Analysis: How to Slash Carbon Emissions While Growing the Economy, in One Chart
There’s a common intuition that says we can either have a healthy climate, or a growing economy, but not both.
Economic activity, so long as it’s powered by fossil fuels — which still provides about 80 percent of the world’s energy — creates greenhouse gas emissions. So it seems to follow that if we want to emit fewer greenhouse gasses, we’re going to have to sacrifice some economic growth, even though raising average income levels is a key part of reducing poverty.
This creates a horrible dilemma, because fighting climate change and fighting poverty are both hugely important goals. As developing countries are making clear at the ongoing COP27 climate summit in Egypt, we really don’t want to shortchange either one.
Fortunately, we may not have to.
The evidence comes from more than 30 countries that have already achieved what’s known as “absolute decoupling.” That means they’ve figured out how to reduce carbon emissions while continuing to grow economically, so those goals are not incompatible. Note that these are not just per capita measures; we’re talking about total emissions and total economies here.
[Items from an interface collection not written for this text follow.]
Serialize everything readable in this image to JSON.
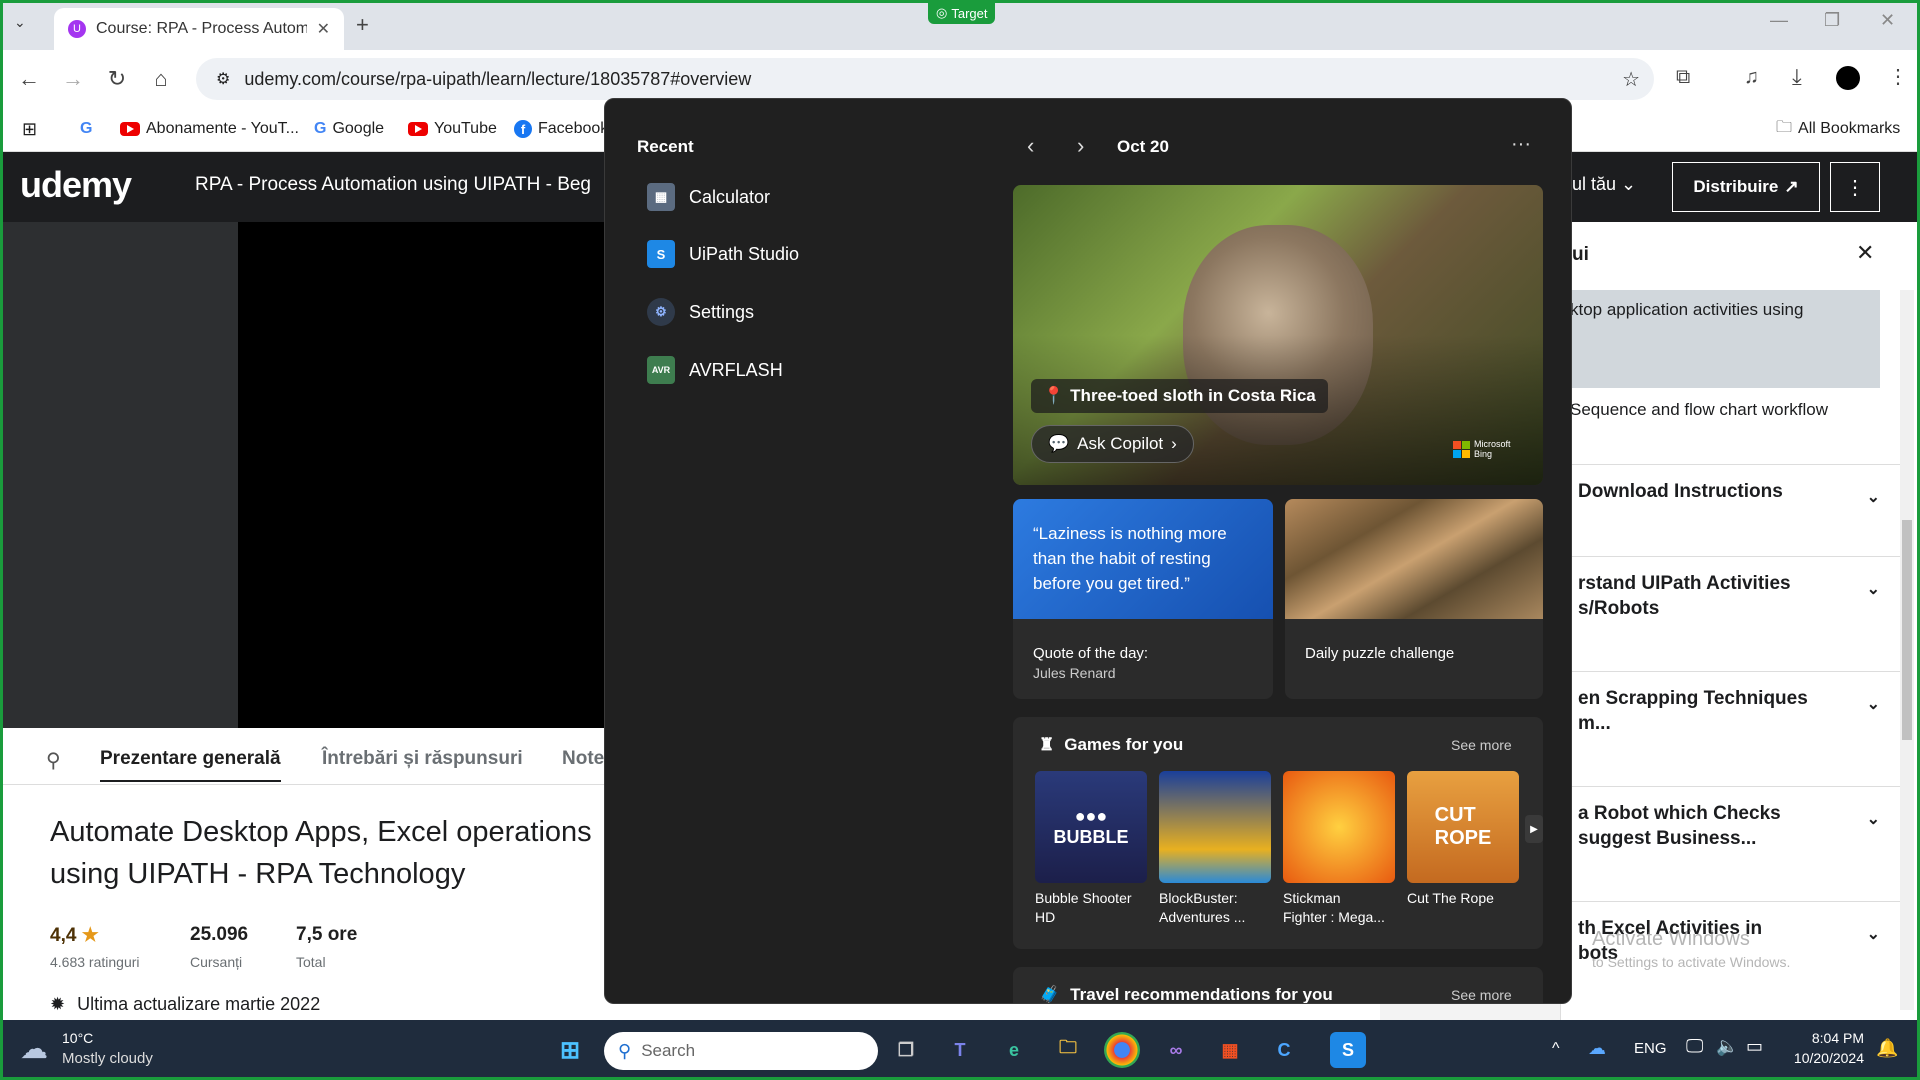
{
  "browser": {
    "target_badge": "Target",
    "tab_title": "Course: RPA - Process Automat",
    "url": "udemy.com/course/rpa-uipath/learn/lecture/18035787#overview",
    "bookmarks": [
      "Abonamente - YouT...",
      "Google",
      "YouTube",
      "Facebook"
    ],
    "all_bookmarks": "All Bookmarks"
  },
  "udemy": {
    "logo": "udemy",
    "course_title": "RPA - Process Automation using UIPATH - Beg",
    "header_right": "ul tău",
    "share_button": "Distribuire",
    "tabs": [
      "Prezentare generală",
      "Întrebări și răspunsuri",
      "Note"
    ],
    "headline_line1": "Automate Desktop Apps, Excel operations",
    "headline_line2": "using UIPATH - RPA Technology",
    "rating": "4,4",
    "rating_sub": "4.683 ratinguri",
    "students": "25.096",
    "students_sub": "Cursanți",
    "hours": "7,5 ore",
    "hours_sub": "Total",
    "last_update": "Ultima actualizare martie 2022"
  },
  "sidebar": {
    "title_fragment": "ui",
    "items": [
      "ktop application activities using",
      "Sequence and flow chart workflow"
    ],
    "sections": [
      "Download Instructions",
      "rstand UIPath Activities\ns/Robots",
      "en Scrapping Techniques\nm...",
      "a Robot which Checks\nsuggest Business...",
      "th Excel Activities in\nbots"
    ],
    "watermark_line1": "Activate Windows",
    "watermark_line2": "to Settings to activate Windows."
  },
  "widgets": {
    "recent_label": "Recent",
    "date": "Oct 20",
    "recent_apps": [
      {
        "name": "Calculator",
        "icon": "calculator-icon"
      },
      {
        "name": "UiPath Studio",
        "icon": "uipath-icon"
      },
      {
        "name": "Settings",
        "icon": "gear-icon"
      },
      {
        "name": "AVRFLASH",
        "icon": "avr-icon"
      }
    ],
    "hero_caption": "Three-toed sloth in Costa Rica",
    "ask_copilot": "Ask Copilot",
    "bing_line1": "Microsoft",
    "bing_line2": "Bing",
    "quote_text": "“Laziness is nothing more than the habit of resting before you get tired.”",
    "quote_label": "Quote of the day:",
    "quote_author": "Jules Renard",
    "puzzle_label": "Daily puzzle challenge",
    "games_title": "Games for you",
    "see_more": "See more",
    "games": [
      {
        "name": "Bubble Shooter HD",
        "line1": "Bubble Shooter",
        "line2": "HD"
      },
      {
        "name": "BlockBuster: Adventures",
        "line1": "BlockBuster:",
        "line2": "Adventures ..."
      },
      {
        "name": "Stickman Fighter",
        "line1": "Stickman",
        "line2": "Fighter : Mega..."
      },
      {
        "name": "Cut The Rope",
        "line1": "Cut The Rope",
        "line2": ""
      }
    ],
    "travel_title": "Travel recommendations for you"
  },
  "taskbar": {
    "temperature": "10°C",
    "weather": "Mostly cloudy",
    "search_placeholder": "Search",
    "language": "ENG",
    "time": "8:04 PM",
    "date": "10/20/2024"
  }
}
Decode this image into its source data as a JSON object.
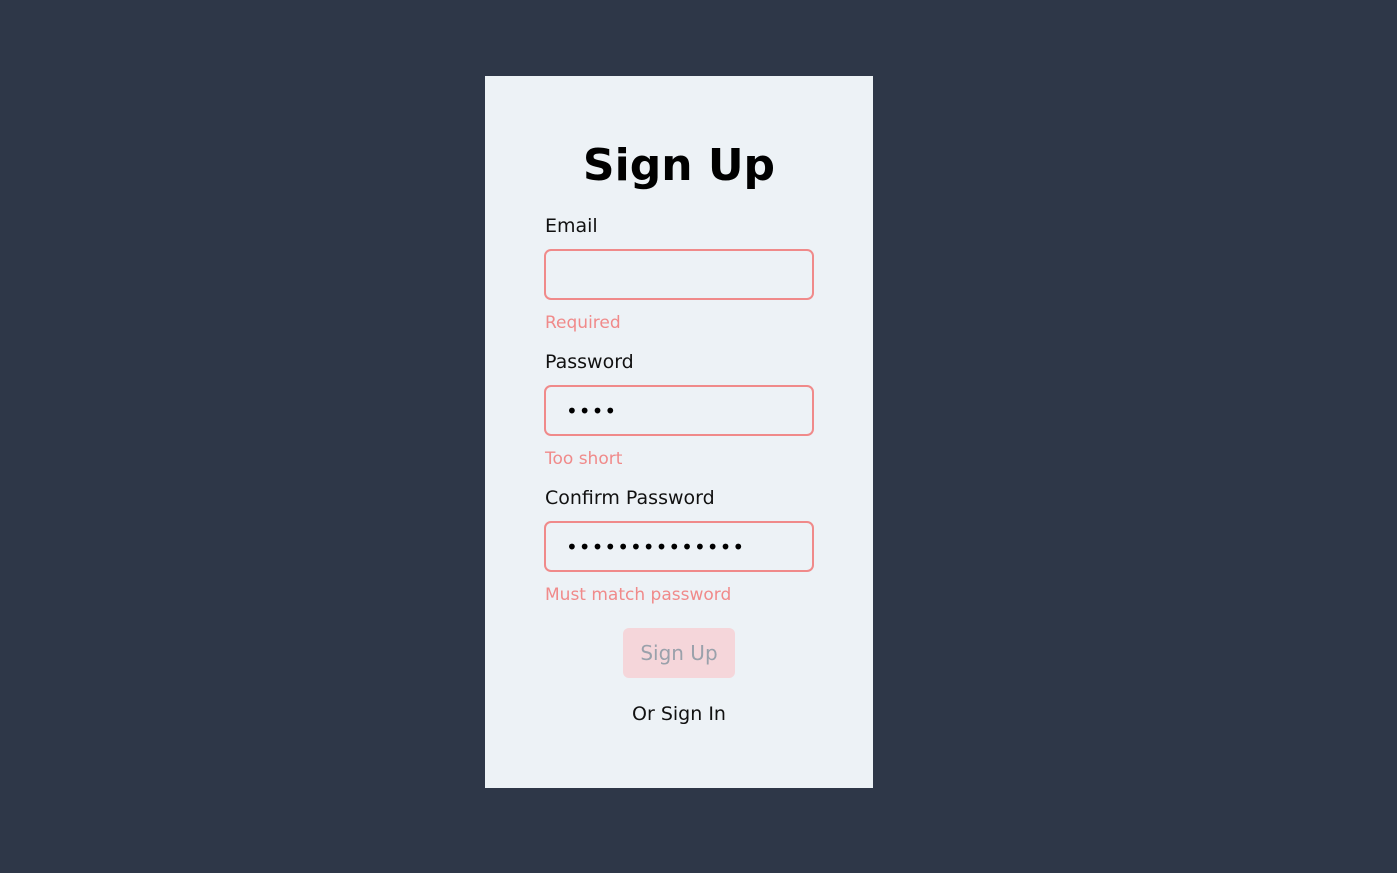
{
  "form": {
    "title": "Sign Up",
    "email": {
      "label": "Email",
      "value": "",
      "error": "Required"
    },
    "password": {
      "label": "Password",
      "value": "....",
      "error": "Too short"
    },
    "confirm_password": {
      "label": "Confirm Password",
      "value": "..............",
      "error": "Must match password"
    },
    "submit_label": "Sign Up",
    "alt_link_label": "Or Sign In"
  },
  "colors": {
    "background": "#2e3748",
    "card": "#edf2f6",
    "error": "#f08a8a",
    "button_disabled_bg": "#f5d6da",
    "button_disabled_text": "#9aa1ab"
  }
}
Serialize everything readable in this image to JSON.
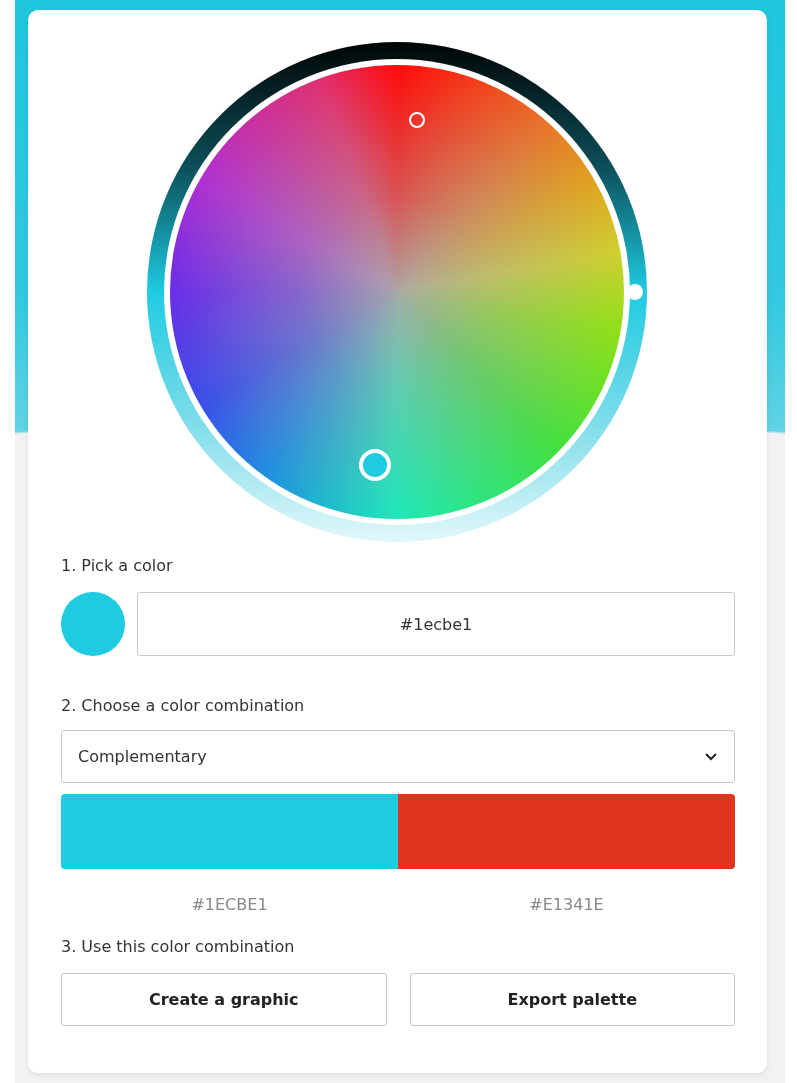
{
  "step1": {
    "label": "1. Pick a color",
    "color": "#1ecbe1",
    "value": "#1ecbe1"
  },
  "step2": {
    "label": "2. Choose a color combination",
    "combination": "Complementary",
    "swatches": [
      {
        "color": "#1ecbe1",
        "label": "#1ECBE1"
      },
      {
        "color": "#e1341e",
        "label": "#E1341E"
      }
    ]
  },
  "step3": {
    "label": "3. Use this color combination",
    "buttons": [
      "Create a graphic",
      "Export palette"
    ]
  }
}
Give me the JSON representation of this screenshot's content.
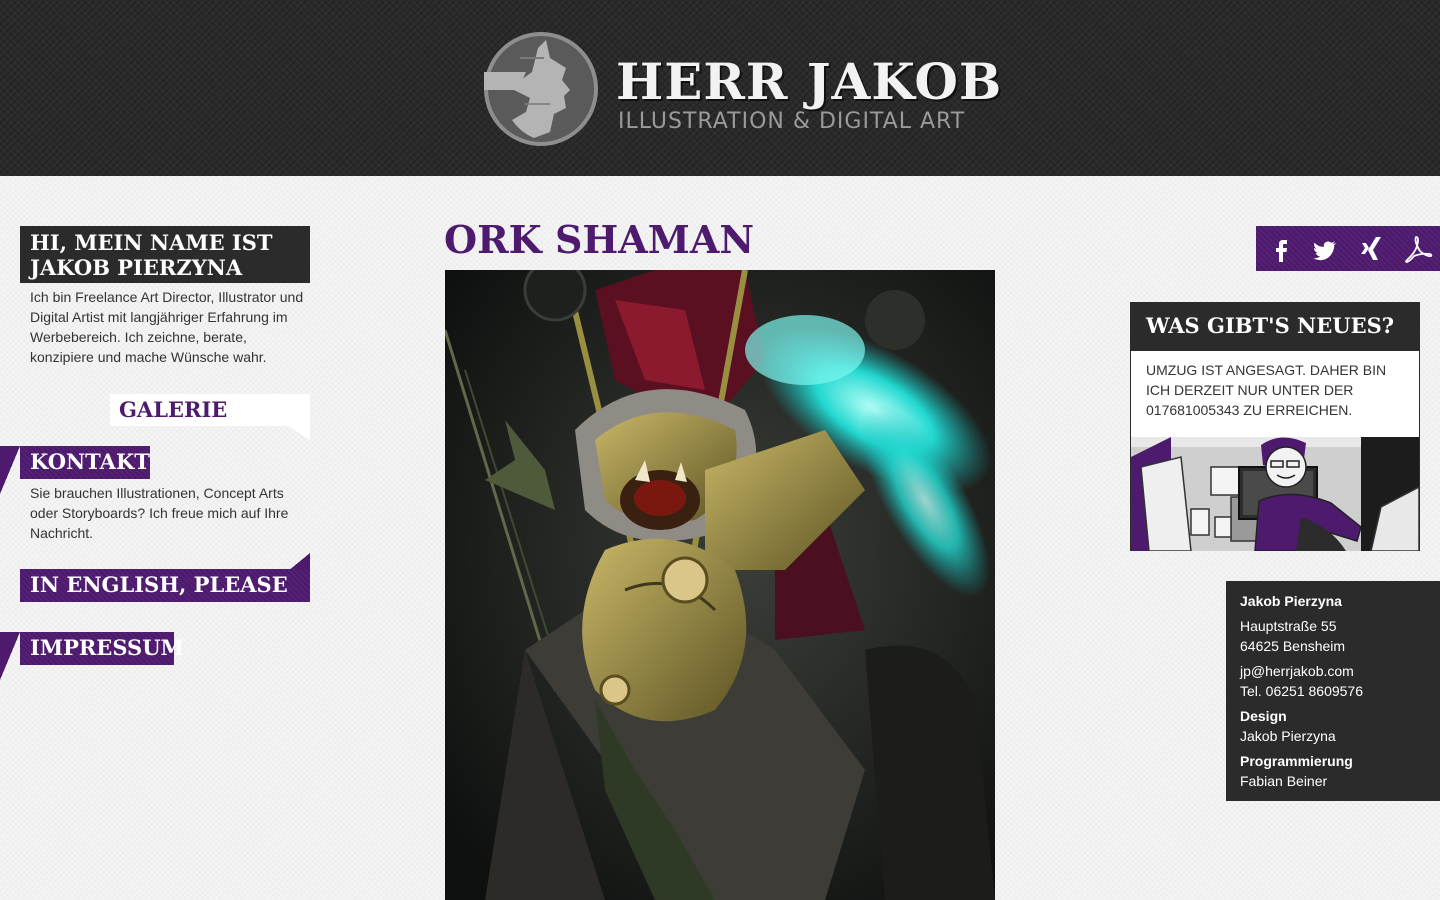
{
  "header": {
    "title": "HERR JAKOB",
    "subtitle": "ILLUSTRATION & DIGITAL ART",
    "logo_icon": "head-silhouette-icon"
  },
  "intro": {
    "title_line1": "HI, MEIN NAME IST",
    "title_line2": "JAKOB PIERZYNA",
    "text": "Ich bin Freelance Art Director, Illustrator und Digital Artist mit langjähriger Erfahrung im Werbebereich. Ich zeichne, berate, konzipiere und mache Wünsche wahr."
  },
  "nav": {
    "galerie": "GALERIE",
    "kontakt": "KONTAKT",
    "kontakt_text": "Sie brauchen Illustrationen, Concept Arts oder Storyboards? Ich freue mich auf Ihre Nachricht.",
    "english": "IN ENGLISH, PLEASE",
    "impressum": "IMPRESSUM"
  },
  "artwork": {
    "title": "ORK SHAMAN"
  },
  "social": {
    "items": [
      "facebook-icon",
      "twitter-icon",
      "xing-icon",
      "pdf-icon"
    ]
  },
  "news": {
    "title": "WAS GIBT'S NEUES?",
    "text": "UMZUG IST ANGESAGT. DAHER BIN ICH DERZEIT NUR UNTER DER 017681005343 ZU ERREICHEN."
  },
  "imprint": {
    "name": "Jakob Pierzyna",
    "street": "Hauptstraße 55",
    "city": "64625 Bensheim",
    "email": "jp@herrjakob.com",
    "phone": "Tel. 06251 8609576",
    "design_label": "Design",
    "design_name": "Jakob Pierzyna",
    "prog_label": "Programmierung",
    "prog_name": "Fabian Beiner"
  },
  "colors": {
    "purple": "#4d1a6e",
    "dark": "#2b2b2b",
    "header_bg": "#2a2a2a"
  }
}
Over at Our World in Data, the researcher Max Roser created a great chart that shows 25 of the countries that have pulled off this feat over the past couple decades.
As you look at it, you might be thinking: What about the fact that lots of countries outsource carbon-intensive industries to other, often poorer countries, then import the goods? Surely this chart isn’t taking all that outsourced production into account!
In fact, it is. What the chart shows are consumption-based emissions, meaning they account for the emissions caused by stuff that was produced outside a country but consumed inside it.
Photo courtesy of geralt.
Source: Vox (link opens in a new window)